Investing in IT in general was strongly endorsed with 65 percent of respondents stating that they see IT as actively supporting their business. Upgrading ERP systems was the clear leader: ranked as the highest priority by 25 percent of respondents and second most important by a further 10 percent.
When asked about the software and IT services important for meeting their organisation’s objectives over the next one to three years, the clear leader was core financial management capability: 61 percent of respondents identified this as important. Other IT services and software rated highly included sales management software (45 percent), business intelligence/business performance management (44 percent) and web services (44 percent).
“Information systems investments drive value to a company’s top and bottom lines by creating new efficiencies and increasing revenues,” says Ian Black. “While IT spend forecasts for the next year have decreased over the last few weeks as a result of the economic downturn, there is still growth expected in IT spending. This suggests that those organisations that don’t invest in IT will be left behind.”
Alasdair Thompson agrees. “Most businesses are aware of the important role of IT in achieving operational excellence,” he said. “It’s reassuring to note the strong plans for new investment in IT and plant and equipment. We hope they are keeping those plans firm since the survey was taken, by jettisoning if necessary the interest in moving to new premises which was surprisingly high.”
These views are reflected in business attitudes to how IT supports the business:
- 53 percent described IT as essential for the smooth functioning of their business;
- 29 percent see it as essential to gaining and maintaining competitive advantage;
- 22 percent regarded it as a primary plank in their growth strategy.
SAP/EMA Innovation for Growth Survey
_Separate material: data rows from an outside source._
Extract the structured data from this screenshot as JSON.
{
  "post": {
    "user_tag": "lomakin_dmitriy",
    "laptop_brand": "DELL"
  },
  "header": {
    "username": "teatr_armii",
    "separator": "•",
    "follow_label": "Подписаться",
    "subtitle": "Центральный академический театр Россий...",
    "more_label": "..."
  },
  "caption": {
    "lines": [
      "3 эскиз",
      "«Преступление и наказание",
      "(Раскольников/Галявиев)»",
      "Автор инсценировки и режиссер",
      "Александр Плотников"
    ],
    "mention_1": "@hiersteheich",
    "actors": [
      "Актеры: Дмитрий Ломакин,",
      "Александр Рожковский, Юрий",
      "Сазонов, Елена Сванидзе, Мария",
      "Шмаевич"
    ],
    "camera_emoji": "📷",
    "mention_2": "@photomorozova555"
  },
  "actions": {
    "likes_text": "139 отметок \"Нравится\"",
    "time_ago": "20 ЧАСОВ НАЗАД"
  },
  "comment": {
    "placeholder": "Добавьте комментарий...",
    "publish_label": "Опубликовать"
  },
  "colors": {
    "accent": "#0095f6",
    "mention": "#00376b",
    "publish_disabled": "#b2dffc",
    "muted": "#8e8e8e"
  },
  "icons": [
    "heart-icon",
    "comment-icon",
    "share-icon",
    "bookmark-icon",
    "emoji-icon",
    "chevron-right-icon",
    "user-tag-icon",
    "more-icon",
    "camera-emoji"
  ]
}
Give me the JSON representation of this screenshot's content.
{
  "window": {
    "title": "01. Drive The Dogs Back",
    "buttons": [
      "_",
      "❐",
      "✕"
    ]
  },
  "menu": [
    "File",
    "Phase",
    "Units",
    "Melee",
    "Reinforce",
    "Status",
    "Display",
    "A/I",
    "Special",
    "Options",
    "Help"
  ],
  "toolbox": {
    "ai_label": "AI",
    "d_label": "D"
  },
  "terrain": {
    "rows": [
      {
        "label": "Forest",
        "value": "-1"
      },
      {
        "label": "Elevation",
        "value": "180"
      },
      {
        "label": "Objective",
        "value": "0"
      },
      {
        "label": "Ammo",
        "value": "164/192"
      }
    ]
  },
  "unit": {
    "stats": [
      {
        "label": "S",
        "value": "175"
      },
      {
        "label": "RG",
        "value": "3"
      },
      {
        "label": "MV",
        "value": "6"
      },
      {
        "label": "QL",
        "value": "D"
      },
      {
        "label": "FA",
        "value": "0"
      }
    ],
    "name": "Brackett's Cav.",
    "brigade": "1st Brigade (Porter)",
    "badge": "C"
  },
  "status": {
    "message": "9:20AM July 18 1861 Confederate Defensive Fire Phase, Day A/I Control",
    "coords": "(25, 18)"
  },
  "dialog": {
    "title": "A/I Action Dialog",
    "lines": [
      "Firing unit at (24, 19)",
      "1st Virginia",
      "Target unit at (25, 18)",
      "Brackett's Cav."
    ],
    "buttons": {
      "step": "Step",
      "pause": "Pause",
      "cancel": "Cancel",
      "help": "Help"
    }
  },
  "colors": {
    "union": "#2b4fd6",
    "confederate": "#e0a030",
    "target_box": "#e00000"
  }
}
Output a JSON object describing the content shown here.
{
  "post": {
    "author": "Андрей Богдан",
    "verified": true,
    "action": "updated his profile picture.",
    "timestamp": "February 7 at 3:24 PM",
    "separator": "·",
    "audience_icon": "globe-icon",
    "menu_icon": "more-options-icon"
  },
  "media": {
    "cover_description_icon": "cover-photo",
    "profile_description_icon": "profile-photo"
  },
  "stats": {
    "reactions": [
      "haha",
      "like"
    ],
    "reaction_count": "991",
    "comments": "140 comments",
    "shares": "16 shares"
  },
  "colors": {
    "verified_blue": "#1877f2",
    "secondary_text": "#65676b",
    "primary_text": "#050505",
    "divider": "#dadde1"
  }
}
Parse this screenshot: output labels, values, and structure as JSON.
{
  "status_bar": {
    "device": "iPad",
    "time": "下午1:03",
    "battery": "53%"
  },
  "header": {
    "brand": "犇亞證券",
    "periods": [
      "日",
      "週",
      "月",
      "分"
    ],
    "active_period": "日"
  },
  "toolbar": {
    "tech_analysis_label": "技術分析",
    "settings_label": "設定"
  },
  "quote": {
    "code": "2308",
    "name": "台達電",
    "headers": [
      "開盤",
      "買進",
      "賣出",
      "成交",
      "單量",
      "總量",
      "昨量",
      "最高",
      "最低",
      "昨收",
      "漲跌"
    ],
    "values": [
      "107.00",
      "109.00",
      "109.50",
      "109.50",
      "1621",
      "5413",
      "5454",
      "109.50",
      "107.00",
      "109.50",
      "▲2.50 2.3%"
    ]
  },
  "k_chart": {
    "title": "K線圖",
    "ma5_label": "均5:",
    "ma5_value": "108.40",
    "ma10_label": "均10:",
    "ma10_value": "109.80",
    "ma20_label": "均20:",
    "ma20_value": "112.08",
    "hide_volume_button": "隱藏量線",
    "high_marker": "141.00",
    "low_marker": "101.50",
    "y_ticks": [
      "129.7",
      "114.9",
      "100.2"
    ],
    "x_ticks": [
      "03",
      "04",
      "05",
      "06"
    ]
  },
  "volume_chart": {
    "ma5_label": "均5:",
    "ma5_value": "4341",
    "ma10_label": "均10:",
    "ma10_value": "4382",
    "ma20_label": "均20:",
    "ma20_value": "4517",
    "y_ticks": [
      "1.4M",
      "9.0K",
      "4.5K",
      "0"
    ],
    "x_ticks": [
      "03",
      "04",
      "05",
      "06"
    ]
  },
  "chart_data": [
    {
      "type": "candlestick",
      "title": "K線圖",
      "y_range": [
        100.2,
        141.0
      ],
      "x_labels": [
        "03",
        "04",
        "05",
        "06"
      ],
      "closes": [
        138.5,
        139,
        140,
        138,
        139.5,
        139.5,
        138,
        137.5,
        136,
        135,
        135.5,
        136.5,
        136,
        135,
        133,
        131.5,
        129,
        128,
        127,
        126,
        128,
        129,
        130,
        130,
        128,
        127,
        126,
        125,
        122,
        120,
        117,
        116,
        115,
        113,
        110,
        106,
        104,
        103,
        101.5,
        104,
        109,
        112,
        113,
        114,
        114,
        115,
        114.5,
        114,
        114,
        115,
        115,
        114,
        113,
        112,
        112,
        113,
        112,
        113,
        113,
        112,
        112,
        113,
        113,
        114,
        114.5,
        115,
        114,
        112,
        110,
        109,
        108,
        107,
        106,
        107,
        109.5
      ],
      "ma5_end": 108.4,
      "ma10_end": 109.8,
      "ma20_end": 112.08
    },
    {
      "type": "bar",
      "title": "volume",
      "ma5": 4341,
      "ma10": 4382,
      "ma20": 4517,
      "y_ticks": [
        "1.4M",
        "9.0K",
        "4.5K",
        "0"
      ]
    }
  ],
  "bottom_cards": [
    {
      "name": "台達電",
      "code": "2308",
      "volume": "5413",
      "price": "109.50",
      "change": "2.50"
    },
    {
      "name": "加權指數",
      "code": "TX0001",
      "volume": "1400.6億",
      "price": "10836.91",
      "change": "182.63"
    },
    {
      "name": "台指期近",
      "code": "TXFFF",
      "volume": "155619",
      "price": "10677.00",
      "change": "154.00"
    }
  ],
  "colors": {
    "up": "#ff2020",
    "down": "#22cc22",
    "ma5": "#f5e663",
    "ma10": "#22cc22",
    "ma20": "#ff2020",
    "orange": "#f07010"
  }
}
The SAP/EMA Innovation for Growth Survey was conducted during late September 2008. A total of 365 business owners/managers responded. The largest proportion (30 percent) were from small businesses with fewer than 10 full time staff. Sixty four percent had revenues less than $10m in 2007 and 63 percent had no export component to their business. The full report of the survey findings can be found at http://www.ema.co.nz/surveys/SAP_EMA_Innovation_survey_report_Nov08.pdf